Summarizing provides the opportunity to identify and integrate the most important information in the text (Palincsar & Brown, 1984). A descriptive text can be summarized across sentences, paragraphs, and the passage as a whole. When the students first begin the Reciprocal Teaching procedure, their efforts are generally focused on the sentences and paragraph levels.
According to Harris and Graham (2007), a summary is one or two sentence statement that tells the most important ideas contained in a paragraph or section of descriptive text. The summary should contain only the most important ideas and should not include unimportant details. A summary should be in the students’ own words. Summarizing can improve understanding and memory of what is read. Students are instructed to locate the topic sentence of a paragraph. If there is no topic sentence, they are taught to make up their own topic sentence by combining the sentences they have underlined as containing the most relevant ideas. Students are then instructed to locate the most important details that support the topic sentence and to delete what is unimportant or redundant. Finally, they are instructed to restate the main idea and supporting details in their own words.
Carter, C. J. 2001. Reciprocal Teaching: The Application of a Reading Improvement Strategy on Urban Students in Highland Park, Michigan, 1993-1995. Geneva: The International Bureau of Education.
Harris, K. R. & Graham, S. 2007. Teaching Reading Comprehension to Students with Learning Difficulties. New York: Guildford Press.
Lysynchuk, L. M., Pressley, M. & Vye, N. J. 1990. Reciprocal Teaching Improves Standardized Reading Comprehension Performance in Poor Comprehenders.

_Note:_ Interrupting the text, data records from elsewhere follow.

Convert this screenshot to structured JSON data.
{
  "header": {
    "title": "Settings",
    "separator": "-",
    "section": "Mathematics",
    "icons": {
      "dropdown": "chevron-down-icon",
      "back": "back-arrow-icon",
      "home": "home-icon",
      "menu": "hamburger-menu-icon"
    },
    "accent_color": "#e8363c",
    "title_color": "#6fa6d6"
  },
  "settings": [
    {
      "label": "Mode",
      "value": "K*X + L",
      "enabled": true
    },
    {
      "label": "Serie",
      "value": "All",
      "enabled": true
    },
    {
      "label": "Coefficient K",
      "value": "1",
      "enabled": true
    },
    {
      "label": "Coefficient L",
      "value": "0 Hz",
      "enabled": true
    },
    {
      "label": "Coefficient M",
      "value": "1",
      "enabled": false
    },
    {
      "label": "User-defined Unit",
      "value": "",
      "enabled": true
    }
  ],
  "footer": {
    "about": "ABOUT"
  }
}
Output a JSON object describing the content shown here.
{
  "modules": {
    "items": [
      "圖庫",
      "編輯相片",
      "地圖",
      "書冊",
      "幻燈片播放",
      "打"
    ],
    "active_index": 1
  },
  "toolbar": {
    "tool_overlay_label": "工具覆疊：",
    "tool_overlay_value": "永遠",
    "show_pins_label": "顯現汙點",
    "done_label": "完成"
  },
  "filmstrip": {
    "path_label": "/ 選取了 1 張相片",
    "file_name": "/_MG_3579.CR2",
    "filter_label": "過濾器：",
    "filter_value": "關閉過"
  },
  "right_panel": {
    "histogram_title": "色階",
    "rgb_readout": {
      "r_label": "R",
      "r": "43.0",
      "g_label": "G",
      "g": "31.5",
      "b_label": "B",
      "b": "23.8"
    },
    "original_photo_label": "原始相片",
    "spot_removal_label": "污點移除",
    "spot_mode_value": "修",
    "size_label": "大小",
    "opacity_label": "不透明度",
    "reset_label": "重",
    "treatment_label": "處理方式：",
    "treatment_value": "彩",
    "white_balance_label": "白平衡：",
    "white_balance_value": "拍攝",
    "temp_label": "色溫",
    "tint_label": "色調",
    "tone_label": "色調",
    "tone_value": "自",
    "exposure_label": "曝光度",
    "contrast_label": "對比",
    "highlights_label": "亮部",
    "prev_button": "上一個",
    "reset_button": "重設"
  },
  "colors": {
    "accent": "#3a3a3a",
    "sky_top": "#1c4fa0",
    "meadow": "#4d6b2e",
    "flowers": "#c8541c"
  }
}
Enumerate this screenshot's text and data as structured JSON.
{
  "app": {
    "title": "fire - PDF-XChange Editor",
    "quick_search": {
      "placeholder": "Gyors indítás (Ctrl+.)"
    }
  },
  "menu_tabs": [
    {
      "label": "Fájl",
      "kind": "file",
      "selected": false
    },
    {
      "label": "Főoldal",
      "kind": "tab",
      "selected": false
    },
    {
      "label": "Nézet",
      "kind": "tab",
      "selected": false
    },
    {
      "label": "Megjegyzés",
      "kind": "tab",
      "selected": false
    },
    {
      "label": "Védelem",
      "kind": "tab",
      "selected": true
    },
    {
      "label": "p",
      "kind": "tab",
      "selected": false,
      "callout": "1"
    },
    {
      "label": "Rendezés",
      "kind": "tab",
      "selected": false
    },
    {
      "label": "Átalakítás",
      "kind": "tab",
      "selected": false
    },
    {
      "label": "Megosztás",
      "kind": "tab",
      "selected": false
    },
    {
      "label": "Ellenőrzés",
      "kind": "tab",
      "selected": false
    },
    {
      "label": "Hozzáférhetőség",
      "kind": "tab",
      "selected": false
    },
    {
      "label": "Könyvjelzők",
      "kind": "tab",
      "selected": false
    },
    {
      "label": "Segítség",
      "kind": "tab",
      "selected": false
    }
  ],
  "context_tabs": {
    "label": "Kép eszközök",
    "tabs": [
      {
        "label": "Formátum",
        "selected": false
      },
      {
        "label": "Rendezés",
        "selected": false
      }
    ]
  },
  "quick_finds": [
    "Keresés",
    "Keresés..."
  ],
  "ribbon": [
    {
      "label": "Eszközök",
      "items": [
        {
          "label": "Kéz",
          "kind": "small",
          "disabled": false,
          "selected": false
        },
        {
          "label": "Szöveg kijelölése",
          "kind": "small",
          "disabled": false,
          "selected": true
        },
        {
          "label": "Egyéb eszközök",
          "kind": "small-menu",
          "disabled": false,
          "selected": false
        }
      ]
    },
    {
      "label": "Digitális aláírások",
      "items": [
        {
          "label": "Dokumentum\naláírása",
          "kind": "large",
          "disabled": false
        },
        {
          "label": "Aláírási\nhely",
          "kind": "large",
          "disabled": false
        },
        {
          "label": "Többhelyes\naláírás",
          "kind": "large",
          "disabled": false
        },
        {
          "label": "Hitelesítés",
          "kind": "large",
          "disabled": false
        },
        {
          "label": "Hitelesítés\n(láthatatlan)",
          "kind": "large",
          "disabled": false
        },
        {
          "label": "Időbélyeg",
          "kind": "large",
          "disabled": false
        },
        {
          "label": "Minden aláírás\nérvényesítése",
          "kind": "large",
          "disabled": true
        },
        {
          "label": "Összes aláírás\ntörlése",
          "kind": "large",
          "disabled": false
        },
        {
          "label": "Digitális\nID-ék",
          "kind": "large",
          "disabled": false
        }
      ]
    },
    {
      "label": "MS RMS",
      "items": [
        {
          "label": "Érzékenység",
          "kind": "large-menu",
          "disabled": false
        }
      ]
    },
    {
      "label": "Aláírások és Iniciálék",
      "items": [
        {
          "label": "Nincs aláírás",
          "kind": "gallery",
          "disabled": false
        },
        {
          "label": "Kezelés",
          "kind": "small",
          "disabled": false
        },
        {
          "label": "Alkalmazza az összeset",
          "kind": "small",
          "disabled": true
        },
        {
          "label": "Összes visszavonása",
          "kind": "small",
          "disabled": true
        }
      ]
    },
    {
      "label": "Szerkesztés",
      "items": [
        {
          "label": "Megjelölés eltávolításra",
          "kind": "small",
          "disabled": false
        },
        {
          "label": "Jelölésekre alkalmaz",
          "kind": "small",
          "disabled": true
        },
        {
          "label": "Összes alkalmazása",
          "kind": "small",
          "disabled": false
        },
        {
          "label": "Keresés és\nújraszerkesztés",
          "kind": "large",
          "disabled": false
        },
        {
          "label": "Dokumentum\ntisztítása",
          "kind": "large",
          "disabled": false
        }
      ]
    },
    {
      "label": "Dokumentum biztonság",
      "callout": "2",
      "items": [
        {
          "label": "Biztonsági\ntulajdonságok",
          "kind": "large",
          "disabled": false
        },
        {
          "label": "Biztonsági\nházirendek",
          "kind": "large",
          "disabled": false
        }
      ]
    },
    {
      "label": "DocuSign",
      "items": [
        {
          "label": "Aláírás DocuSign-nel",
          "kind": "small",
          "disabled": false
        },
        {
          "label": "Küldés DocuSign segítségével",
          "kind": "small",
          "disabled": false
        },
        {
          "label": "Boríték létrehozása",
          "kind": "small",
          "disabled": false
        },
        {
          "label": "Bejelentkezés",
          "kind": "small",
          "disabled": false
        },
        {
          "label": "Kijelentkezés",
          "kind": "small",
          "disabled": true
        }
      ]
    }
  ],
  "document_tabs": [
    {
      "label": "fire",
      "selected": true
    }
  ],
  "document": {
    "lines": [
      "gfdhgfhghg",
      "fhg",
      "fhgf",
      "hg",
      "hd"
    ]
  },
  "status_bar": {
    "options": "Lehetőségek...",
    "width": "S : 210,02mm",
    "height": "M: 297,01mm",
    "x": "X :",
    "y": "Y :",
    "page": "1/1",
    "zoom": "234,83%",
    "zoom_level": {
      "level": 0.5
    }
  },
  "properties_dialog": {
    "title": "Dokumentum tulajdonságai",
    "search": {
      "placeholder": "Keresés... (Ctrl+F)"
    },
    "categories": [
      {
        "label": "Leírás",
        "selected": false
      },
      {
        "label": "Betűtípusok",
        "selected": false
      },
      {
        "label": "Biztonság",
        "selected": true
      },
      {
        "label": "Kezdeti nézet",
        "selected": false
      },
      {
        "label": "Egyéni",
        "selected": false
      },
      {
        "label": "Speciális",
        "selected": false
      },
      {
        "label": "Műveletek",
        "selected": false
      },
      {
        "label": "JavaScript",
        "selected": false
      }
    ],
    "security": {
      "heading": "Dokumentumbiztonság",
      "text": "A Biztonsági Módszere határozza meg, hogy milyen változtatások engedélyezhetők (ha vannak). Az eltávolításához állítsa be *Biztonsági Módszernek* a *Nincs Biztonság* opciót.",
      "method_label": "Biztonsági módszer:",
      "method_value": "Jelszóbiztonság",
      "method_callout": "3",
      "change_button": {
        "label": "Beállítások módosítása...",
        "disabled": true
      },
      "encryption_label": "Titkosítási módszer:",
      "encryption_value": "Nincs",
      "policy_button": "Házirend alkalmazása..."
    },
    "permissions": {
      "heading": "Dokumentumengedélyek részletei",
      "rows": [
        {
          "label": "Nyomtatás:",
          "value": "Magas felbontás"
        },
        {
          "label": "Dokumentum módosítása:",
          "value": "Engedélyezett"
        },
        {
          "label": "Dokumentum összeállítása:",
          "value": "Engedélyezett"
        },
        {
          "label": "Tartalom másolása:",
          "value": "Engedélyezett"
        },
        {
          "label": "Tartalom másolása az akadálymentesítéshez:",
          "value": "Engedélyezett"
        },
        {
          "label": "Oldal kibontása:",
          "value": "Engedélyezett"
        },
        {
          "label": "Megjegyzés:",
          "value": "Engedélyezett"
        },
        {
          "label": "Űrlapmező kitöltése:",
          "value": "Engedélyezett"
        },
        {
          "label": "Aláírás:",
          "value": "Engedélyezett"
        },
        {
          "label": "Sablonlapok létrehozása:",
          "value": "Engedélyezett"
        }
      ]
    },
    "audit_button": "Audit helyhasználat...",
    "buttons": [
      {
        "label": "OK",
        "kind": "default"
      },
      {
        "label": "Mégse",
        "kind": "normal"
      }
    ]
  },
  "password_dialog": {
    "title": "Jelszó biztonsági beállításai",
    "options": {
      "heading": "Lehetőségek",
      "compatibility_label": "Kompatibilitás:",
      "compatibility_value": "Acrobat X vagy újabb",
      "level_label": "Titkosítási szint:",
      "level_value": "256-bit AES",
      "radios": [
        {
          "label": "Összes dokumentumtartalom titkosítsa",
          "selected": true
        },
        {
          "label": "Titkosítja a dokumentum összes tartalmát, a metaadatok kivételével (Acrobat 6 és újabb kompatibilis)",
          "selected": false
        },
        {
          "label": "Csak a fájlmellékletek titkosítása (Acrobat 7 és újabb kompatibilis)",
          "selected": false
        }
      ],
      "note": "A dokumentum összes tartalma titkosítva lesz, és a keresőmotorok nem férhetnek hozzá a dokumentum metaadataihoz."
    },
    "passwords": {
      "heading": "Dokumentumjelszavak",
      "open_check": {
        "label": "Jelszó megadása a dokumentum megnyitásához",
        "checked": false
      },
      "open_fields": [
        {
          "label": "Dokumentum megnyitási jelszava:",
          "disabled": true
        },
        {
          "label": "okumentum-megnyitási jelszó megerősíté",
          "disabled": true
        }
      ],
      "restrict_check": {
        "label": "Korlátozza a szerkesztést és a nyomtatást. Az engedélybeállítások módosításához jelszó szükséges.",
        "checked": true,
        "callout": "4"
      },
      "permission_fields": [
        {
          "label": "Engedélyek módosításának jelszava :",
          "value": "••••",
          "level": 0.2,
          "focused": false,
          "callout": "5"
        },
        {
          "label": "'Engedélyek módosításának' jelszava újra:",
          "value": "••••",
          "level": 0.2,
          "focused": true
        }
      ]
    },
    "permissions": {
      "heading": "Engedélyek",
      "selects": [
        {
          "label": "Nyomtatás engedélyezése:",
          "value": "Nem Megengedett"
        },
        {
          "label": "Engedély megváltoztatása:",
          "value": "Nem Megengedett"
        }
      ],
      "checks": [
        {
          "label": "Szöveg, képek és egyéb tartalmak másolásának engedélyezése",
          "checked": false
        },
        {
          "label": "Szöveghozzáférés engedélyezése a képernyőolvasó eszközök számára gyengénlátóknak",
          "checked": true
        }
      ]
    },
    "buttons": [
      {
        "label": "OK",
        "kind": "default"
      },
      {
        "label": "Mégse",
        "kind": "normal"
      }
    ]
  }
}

The Elementary School Journal, 90, p. 469-484.
Palincsar, A.S. & Brown, A.L. 1984. Reciprocal Teaching of Comprehension Fostering and Comprehension Monitoring Activities, Cognitive and Instruction. p.117-175.
Palinscar, A.S. Ransom, J. & Derber, C. 1989. Reciprocal Teaching Report. http://www.newton.k12.us/dist/curr/bp/lit/guided_reading.htm.